Pick every line from the data below that contains the string "Olumise" and copy it.

EXTRACTED RECORDS =
◇ ◇ ◇ ◇ ◇ ◇ ◇
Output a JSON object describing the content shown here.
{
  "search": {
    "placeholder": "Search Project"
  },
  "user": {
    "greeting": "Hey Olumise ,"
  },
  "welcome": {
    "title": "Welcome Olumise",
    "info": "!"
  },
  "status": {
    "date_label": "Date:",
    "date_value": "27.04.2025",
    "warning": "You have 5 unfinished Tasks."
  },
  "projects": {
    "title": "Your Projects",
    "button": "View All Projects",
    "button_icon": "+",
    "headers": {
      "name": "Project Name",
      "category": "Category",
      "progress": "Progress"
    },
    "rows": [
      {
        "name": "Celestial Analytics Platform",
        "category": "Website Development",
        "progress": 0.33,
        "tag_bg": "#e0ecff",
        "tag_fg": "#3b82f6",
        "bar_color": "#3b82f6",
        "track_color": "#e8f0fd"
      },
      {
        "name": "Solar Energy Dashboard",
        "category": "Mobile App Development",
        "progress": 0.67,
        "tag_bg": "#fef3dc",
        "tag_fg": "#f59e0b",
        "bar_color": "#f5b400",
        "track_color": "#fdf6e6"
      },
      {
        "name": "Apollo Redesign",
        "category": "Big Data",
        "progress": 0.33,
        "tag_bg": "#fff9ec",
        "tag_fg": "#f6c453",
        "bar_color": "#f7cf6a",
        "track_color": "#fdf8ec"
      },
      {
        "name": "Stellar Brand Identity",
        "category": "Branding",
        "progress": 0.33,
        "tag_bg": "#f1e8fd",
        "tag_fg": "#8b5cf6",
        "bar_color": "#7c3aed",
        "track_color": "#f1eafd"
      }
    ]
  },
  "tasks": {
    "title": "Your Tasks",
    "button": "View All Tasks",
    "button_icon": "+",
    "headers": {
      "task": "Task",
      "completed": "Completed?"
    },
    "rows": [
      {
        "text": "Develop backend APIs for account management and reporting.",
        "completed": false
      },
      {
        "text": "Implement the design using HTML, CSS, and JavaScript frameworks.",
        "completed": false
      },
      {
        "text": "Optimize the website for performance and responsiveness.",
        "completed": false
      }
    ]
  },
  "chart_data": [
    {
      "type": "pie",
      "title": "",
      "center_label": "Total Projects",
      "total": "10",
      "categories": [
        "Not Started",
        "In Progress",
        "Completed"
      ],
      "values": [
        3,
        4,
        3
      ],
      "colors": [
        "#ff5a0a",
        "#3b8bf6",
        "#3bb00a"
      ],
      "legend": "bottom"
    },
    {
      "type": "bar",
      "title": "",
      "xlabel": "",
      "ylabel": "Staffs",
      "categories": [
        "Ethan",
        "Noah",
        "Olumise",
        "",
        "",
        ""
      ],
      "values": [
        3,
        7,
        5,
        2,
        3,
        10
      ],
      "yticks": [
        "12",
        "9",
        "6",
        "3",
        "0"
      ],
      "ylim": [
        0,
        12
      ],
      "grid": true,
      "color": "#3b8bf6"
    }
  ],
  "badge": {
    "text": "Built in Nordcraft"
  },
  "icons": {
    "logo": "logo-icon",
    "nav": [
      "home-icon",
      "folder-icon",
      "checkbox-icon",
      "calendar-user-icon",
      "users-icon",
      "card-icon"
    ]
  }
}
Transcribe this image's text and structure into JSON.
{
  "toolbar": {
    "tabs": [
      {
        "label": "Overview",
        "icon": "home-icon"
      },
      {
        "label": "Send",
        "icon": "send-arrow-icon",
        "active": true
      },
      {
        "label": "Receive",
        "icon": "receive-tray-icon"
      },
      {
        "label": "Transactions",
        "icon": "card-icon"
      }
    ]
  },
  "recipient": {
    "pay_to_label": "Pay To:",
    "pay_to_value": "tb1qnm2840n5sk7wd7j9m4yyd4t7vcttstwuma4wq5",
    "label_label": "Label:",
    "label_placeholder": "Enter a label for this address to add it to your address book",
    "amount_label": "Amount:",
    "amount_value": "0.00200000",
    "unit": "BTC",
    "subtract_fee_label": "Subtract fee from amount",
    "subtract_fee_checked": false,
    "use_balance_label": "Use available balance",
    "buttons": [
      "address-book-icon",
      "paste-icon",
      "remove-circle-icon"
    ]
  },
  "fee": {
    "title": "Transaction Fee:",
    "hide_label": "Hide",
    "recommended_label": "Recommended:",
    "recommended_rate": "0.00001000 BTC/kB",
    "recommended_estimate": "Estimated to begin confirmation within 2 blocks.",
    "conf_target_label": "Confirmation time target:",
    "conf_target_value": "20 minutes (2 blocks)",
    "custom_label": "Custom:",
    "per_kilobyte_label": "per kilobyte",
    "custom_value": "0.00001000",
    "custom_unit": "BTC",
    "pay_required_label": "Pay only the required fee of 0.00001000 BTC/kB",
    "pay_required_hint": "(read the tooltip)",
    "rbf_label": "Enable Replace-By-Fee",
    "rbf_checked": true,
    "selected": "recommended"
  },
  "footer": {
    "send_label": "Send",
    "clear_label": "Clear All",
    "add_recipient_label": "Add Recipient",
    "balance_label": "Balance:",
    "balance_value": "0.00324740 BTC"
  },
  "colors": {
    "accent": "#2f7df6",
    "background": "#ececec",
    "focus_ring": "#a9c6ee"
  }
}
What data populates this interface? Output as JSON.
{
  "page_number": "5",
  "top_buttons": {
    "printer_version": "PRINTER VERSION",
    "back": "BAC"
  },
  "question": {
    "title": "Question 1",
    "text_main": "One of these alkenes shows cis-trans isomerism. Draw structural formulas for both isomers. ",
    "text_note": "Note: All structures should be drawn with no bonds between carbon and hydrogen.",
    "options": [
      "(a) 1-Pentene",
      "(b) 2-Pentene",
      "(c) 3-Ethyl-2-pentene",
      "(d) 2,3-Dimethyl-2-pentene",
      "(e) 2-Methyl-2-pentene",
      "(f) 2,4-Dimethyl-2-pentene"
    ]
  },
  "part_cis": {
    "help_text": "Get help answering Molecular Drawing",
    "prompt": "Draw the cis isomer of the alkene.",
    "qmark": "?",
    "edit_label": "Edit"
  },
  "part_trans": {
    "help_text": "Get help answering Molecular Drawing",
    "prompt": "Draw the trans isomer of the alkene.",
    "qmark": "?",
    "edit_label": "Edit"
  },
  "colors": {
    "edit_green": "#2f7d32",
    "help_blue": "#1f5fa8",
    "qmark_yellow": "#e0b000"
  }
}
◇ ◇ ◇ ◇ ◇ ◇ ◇
ANSWER BOX =
    "greeting": "Hey Olumise ,"
    "title": "Welcome Olumise",
        "Olumise",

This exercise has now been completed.